The government of the Democratic Republic of Congo (DRC) continues to sit on more than $1bn in profits from the Kibali gold mine due to Barrick and AngloGold Ashanti as the deadline looms for yet another prediction made by Barrick CEO Mark Bristow on when the funds will be repatriated.
In August, Bristow told Miningmx that “It will definitely get paid this year. I was hoping for this week” after noting that the appointment of Malangu Kabedi-Mbuyi as the DRC’s central bank governor in July was a key development.
He said the pay-out of profits only required the signature of the governor commenting “we have met with the governor and she totally understands the situation” but he also cautioned that “I’ve been wrong enough on this.”
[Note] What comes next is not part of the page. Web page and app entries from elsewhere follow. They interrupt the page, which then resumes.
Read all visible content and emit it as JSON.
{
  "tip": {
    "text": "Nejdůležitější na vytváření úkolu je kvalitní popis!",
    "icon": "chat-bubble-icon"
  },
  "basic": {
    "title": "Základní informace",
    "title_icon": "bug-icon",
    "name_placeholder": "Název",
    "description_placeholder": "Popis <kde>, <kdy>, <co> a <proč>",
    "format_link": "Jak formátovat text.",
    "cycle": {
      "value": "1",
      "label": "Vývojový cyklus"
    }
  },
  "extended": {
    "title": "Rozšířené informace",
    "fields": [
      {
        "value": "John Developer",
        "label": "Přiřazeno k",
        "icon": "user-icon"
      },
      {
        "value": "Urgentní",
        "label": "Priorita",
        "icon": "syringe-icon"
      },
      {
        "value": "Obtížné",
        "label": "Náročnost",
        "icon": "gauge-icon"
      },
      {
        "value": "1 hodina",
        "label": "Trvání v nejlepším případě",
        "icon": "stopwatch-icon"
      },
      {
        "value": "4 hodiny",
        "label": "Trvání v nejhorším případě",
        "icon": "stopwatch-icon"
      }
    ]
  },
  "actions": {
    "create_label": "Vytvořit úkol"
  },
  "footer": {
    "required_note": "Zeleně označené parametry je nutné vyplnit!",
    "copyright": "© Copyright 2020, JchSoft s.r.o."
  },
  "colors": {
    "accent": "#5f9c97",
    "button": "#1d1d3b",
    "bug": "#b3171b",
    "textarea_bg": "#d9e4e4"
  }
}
Miningmx could not reach Bristow for comment on the latest situation. Last update was in Barrick’s results for the September quarter which stated Barrick’s $510m share of the Kibali profits was “subject to various administrative steps before they can be distributed to the joint venture shareholders and are held across three bans in the DRC including two domestic banks.”
The amount due to Barrick and AngloGold Ashanti has doubled from $250m each early in 2020 and is now material to their balance sheets. In Barrick’s case it is equivalent to 10% of the $5bn in cash and cash equivalents the group held at end-September.
In October 2020 Bristow said all that remained to get the money out was the paperwork but commented, “Being Africa, sometimes paperwork takes a little longer than normal but it is far down the road.”
The reluctance by certain third world country governments to let hard cash out of their economies is not restricted to the DRC as shown by the September quarter report from AngloGold Ashanti as well as the punitive terms of the recent deal struck between Petra Diamonds and the Tanzanian government over the re-opening of the Williamson diamond mine.
AngloGold Ashanti noted its “free cash flow was further impacted by the continued lock-ups of value added tax (VAT) at Geita (Tanzania) and Kibali and export duties at Cerro Vanguardia (Argentina)”
The group said VAT refunds due from the Tanzanian government amounted to $152m at end-September while the DRC owed it $74m in VAT refunds and it had $23m in “export duty receivables” due from Argentina.
AngloGold Ashanti added the Cerro Vanguardia mine had $140m in cash “eligible to be declared as dividends” for which it had applied to the Argentinian government to be allowed to pay the dividends offshore.